Though Valerie Martin's seventh novel has its share of stomach-clenching moments, it is most successful in its many comic scenes (not something this talented author has hitherto been known for). Whether Lucy is trying to break through Massimo's defenses or get to the bottom of the Cinis' behavior, she is usually miles from the truth. Meanwhile, Martin offers up a host of memorable minor figures, from DV's ultrasophisticated New York publisher to the quail-consuming, epigram-spouting Antonio Cini, who gets most of the good lines. When Lucy tells him that she's forever in Massimo's debt, he languidly responds: "Forever, that must be a tiresome sensation." Though Italian Fever is never in the least tiresome, its biggest mystery is how Martin--who has written so strikingly of possession in The Great Divorce--is here far stronger on satire than the supernatural. --Kerry Fried --This text refers to the Hardcover edition.
Or it could be that they are really good at glossing over a story's problems.
As it is, it seems the author did a little of this, a little of that, but I cannot complain about the quality of the language and the flow of the writing.
The characters where bland and the story line seemed to be leading to an exciting ended which turned out to be no big deal.
I thoroughly enjoyed this book. Beautiful prose, vivid descriptions, convincing characters, a touch of mystery and danger and all of this takes place in one of my favorite... Read morePublished on December 7, 2012 by Christa Polkinhorn

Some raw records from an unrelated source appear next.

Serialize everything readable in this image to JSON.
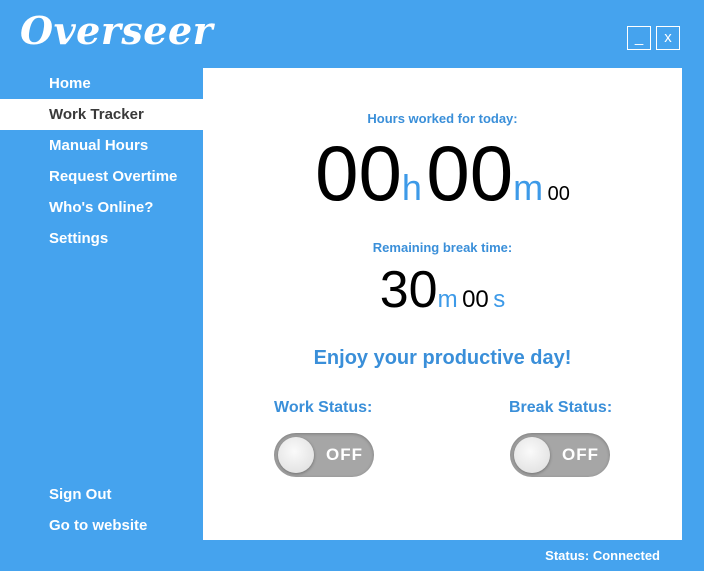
{
  "app": {
    "title": "Overseer"
  },
  "window_controls": {
    "minimize": "_",
    "close": "x"
  },
  "nav": {
    "items": [
      {
        "label": "Home",
        "active": false
      },
      {
        "label": "Work Tracker",
        "active": true
      },
      {
        "label": "Manual Hours",
        "active": false
      },
      {
        "label": "Request Overtime",
        "active": false
      },
      {
        "label": "Who's Online?",
        "active": false
      },
      {
        "label": "Settings",
        "active": false
      }
    ],
    "bottom": [
      {
        "label": "Sign Out"
      },
      {
        "label": "Go to website"
      }
    ]
  },
  "tracker": {
    "hours_label": "Hours worked for today:",
    "hours": "00",
    "hours_unit": "h",
    "minutes": "00",
    "minutes_unit": "m",
    "seconds": "00",
    "break_label": "Remaining break time:",
    "break_minutes": "30",
    "break_minutes_unit": "m",
    "break_seconds": "00",
    "break_seconds_unit": "s",
    "motto": "Enjoy your productive day!"
  },
  "work_status": {
    "label": "Work Status:",
    "toggle": "OFF"
  },
  "break_status": {
    "label": "Break Status:",
    "toggle": "OFF"
  },
  "statusbar": {
    "text": "Status: Connected"
  },
  "colors": {
    "background": "#45a3ee",
    "accent": "#3a8fd9",
    "toggle_off": "#a6a6a6"
  }
}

I found this novel at the back of the shelf where it had been gathering dust for a decade; I dusted it off, sat down to read, and actually enjoyed it. Read morePublished on February 12, 2012 by F. S. L'hoir

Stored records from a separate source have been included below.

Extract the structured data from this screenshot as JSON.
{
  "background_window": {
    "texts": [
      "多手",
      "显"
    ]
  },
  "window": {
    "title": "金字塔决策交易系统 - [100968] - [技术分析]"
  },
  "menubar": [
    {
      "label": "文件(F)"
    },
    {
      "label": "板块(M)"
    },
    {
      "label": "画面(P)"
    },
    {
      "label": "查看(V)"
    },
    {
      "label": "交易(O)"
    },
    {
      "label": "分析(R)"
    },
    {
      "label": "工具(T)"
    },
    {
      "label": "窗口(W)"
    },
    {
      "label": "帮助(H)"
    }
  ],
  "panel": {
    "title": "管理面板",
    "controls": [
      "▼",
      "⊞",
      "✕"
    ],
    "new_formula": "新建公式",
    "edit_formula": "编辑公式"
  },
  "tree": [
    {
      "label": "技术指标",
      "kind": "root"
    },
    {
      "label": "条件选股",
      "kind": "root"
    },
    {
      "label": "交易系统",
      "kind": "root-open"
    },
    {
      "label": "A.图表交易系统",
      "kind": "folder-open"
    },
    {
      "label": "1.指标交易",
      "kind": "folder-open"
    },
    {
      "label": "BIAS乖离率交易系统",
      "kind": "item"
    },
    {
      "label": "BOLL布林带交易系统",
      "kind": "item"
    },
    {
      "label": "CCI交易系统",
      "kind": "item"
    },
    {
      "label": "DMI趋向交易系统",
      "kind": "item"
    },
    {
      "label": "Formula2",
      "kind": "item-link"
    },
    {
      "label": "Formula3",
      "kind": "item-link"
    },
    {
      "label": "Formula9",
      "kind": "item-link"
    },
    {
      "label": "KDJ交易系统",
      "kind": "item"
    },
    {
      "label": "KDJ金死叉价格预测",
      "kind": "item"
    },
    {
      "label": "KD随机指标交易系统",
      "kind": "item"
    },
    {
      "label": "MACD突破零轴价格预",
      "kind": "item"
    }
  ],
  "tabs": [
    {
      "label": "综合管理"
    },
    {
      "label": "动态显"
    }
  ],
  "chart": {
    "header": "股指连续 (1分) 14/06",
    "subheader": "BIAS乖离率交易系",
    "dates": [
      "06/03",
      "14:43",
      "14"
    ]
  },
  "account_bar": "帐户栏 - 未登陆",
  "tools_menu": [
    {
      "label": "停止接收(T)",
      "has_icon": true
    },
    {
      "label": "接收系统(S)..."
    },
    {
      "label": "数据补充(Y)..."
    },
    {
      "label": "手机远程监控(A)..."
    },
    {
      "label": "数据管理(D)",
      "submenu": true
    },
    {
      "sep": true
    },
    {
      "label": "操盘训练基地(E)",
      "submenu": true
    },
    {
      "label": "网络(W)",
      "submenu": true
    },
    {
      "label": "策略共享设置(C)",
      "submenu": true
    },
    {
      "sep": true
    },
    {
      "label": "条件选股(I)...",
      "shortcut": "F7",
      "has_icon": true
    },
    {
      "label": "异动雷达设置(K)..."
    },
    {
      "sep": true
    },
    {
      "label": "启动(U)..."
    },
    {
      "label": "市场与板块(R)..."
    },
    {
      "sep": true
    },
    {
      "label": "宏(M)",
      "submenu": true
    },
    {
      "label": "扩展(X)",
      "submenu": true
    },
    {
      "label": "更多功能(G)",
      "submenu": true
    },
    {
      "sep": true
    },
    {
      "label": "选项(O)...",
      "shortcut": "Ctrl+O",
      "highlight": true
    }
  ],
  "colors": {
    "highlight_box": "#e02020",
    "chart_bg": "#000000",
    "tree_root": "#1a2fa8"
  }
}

This Italian tour takes us through ghost-worlds, deadness, hell, relationships, womanhood, beauty, and art.
'DV' is a famous US novelist now based in Italy. Read more

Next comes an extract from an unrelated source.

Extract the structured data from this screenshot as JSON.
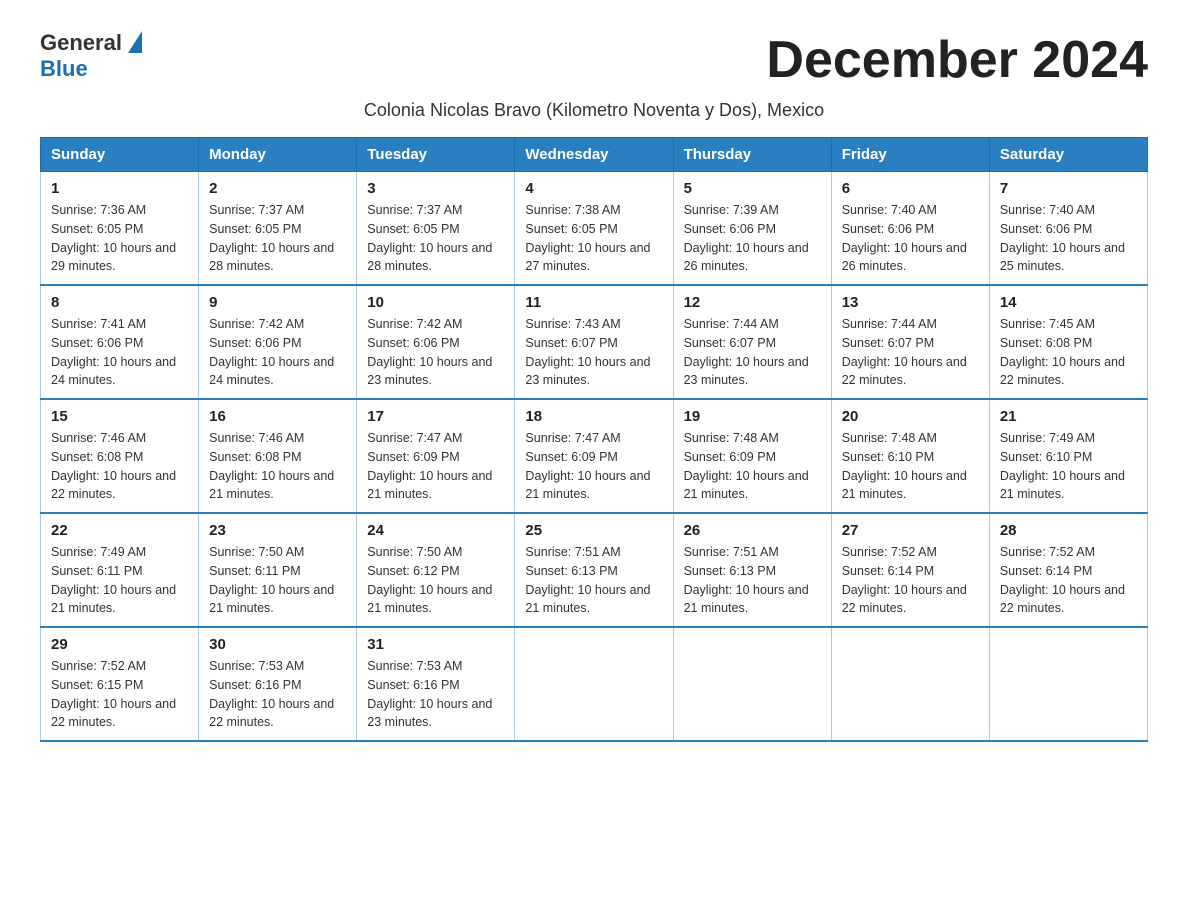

When I read the beginning of Italian Fever, I knew I would expect more. There was suspense, chaos, turmoil. Read morePublished on August 18, 2010 by David Lupo
Hmmm...I hope that when I finally visit Italy, I am not struck by such a fever! I read this book for the setting and the cultural immersion, which was beautifully and satisfyingly... Read morePublished on June 11, 2007 by Donna K.
This book kind of reminded me of 'Room With A View' full of pleasant characters set in Italy but nothing much happens and the reader is left unsatisfied by the end. Read morePublished on October 9, 2006 by robbieandrose
Though I was prepared to read a good novel that would bring back memories of my visits to Italy, I was quickly bored with the main character, Lucy Stark, and her self-centered... Read morePublished on November 24, 2004 by John Sollami
Why oh why can't I remember to ignore bookjacket flap copy? I might have appreciated "Italian Fever" more if it hadn't been touted as a murder mystery. Read morePublished on June 17, 2001 by "lsewall"
This book could as well have been called "Pittsburg Fever" or "Tucson Fever" for all the relation it had to Italy. Read morePublished on February 5, 2001 by JCS Houston